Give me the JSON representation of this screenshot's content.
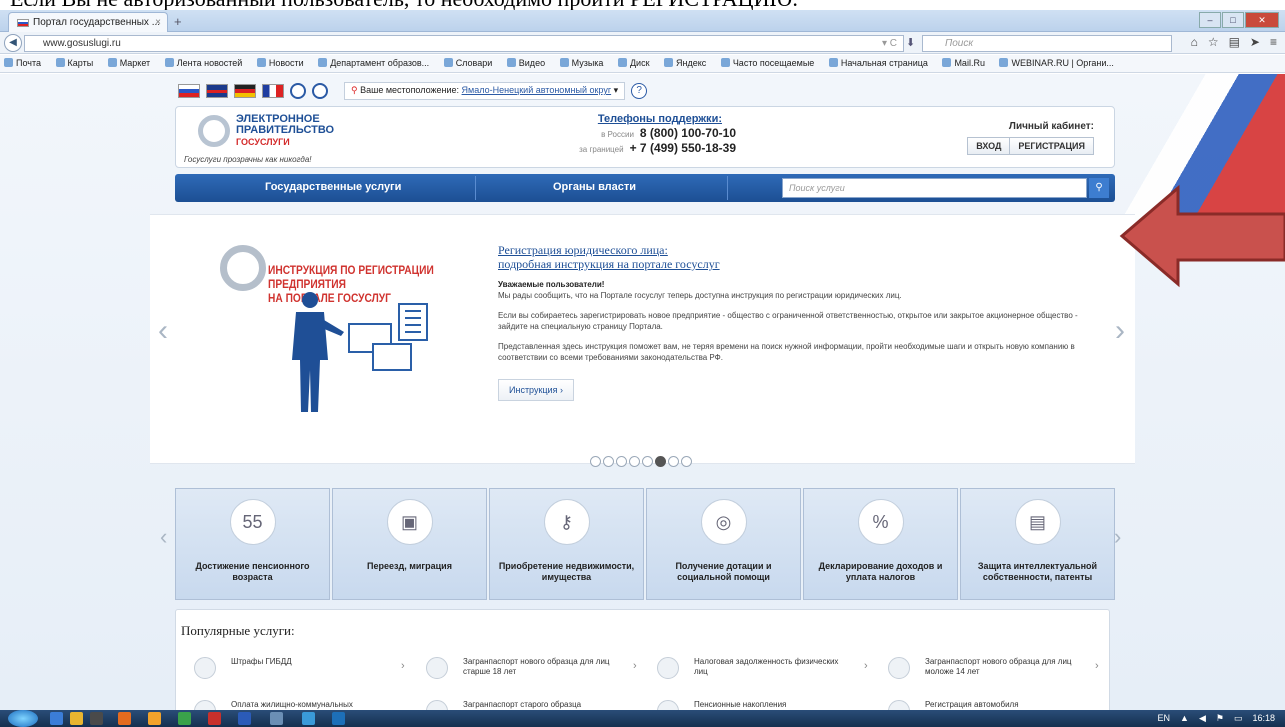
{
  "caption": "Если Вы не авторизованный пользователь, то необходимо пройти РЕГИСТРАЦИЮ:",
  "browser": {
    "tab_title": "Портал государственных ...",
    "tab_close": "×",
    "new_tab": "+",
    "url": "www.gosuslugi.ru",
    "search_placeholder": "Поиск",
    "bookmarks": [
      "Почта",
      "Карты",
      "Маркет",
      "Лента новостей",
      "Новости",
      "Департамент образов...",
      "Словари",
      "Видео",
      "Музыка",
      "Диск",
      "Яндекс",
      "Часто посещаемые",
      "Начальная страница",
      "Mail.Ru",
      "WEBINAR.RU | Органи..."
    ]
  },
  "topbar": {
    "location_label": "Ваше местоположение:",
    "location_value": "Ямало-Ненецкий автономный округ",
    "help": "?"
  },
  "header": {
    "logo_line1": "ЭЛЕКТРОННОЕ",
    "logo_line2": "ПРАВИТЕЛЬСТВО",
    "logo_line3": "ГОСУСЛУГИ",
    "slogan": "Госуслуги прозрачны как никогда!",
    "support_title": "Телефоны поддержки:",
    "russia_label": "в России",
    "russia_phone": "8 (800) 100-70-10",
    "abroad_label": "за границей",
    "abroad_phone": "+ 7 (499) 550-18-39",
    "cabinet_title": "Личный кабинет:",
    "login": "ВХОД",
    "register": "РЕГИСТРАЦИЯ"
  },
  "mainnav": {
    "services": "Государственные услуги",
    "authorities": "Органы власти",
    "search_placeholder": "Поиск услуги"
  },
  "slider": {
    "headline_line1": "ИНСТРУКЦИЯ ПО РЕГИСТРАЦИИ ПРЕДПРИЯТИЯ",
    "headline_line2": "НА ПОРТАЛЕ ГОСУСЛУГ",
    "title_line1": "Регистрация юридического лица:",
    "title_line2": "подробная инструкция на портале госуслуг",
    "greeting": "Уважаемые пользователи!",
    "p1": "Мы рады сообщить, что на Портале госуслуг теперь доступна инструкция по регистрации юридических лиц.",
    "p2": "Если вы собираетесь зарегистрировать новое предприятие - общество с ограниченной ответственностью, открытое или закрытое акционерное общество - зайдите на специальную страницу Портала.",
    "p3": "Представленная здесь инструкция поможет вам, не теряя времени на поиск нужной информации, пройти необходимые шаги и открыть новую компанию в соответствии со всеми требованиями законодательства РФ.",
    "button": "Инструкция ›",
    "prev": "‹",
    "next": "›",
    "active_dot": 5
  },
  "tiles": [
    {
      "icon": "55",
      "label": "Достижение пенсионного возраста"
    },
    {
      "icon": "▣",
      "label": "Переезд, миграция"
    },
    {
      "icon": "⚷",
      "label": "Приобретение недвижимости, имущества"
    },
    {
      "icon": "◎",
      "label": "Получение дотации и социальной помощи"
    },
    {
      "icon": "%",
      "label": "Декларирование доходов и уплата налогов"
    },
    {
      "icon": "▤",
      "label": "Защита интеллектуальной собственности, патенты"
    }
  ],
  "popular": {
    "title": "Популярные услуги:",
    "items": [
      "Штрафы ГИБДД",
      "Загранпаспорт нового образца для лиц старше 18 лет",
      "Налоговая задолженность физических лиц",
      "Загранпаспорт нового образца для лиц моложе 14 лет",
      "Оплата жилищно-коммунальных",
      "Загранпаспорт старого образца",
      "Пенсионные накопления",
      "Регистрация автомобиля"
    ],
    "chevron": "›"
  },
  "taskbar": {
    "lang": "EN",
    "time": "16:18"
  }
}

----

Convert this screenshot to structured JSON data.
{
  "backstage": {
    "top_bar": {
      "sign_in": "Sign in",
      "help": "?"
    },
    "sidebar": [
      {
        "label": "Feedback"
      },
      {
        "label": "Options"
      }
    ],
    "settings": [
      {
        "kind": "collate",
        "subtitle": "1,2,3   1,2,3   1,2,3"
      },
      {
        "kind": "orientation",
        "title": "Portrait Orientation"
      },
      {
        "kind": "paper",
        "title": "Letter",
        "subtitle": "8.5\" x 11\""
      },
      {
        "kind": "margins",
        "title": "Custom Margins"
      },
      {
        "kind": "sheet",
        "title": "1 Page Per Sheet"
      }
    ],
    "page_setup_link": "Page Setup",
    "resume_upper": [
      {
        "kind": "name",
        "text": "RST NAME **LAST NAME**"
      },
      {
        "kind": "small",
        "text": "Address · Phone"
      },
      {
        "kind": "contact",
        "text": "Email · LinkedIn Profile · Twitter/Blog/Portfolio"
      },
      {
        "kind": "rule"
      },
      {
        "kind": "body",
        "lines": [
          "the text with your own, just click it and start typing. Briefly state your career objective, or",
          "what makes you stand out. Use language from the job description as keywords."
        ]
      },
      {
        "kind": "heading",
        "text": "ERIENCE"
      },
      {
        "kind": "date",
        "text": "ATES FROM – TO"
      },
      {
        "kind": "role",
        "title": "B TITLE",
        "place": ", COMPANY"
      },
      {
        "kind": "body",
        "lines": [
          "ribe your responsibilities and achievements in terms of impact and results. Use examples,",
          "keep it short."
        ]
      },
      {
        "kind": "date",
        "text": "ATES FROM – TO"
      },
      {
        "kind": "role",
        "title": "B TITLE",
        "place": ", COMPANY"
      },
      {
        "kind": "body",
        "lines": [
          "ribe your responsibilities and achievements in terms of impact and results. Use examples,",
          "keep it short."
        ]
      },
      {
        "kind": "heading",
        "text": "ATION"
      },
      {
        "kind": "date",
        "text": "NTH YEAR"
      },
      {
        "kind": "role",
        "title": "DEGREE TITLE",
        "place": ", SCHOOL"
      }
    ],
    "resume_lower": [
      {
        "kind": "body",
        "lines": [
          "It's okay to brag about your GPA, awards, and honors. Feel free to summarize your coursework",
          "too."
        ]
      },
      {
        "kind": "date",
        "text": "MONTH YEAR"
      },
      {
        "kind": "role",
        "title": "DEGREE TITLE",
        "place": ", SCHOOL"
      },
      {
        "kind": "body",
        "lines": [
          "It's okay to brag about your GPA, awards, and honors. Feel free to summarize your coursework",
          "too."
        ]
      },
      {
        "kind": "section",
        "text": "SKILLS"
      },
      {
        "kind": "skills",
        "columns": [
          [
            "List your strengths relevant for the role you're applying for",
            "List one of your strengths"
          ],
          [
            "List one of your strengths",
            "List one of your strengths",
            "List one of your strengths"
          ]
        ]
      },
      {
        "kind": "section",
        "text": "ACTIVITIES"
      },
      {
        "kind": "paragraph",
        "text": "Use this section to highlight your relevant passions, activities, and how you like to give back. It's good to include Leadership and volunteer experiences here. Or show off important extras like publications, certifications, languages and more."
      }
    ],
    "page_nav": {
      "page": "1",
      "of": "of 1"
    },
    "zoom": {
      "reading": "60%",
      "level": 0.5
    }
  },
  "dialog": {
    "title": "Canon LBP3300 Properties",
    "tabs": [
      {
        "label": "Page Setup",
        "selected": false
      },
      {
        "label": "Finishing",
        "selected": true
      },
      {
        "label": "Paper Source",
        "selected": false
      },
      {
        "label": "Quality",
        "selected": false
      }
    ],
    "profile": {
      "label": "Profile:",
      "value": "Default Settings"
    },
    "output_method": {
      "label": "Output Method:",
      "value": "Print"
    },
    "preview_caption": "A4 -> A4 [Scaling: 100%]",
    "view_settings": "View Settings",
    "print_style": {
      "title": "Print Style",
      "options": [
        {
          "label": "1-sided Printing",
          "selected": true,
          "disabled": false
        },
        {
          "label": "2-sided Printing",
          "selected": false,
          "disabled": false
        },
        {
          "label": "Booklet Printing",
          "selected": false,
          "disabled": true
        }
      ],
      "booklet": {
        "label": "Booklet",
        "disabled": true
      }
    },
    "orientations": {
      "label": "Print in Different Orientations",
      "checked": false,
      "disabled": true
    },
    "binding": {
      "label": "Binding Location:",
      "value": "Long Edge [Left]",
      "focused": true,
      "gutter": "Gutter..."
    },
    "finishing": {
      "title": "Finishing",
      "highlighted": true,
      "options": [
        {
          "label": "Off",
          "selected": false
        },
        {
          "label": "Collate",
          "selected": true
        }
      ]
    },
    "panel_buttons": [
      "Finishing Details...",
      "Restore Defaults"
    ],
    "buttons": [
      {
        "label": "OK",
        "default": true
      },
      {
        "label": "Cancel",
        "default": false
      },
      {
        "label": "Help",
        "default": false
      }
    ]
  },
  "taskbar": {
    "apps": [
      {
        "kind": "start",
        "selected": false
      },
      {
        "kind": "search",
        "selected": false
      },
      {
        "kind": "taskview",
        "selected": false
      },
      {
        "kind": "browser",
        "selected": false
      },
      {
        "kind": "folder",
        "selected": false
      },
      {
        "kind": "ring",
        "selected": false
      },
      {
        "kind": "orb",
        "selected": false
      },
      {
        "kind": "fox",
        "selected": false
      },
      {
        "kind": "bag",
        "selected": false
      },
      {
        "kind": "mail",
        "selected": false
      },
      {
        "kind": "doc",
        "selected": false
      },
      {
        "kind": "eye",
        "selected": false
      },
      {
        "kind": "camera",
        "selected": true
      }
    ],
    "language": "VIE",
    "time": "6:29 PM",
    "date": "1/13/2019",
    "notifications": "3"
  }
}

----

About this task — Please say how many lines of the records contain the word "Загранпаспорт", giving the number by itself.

Result of the exercise — 3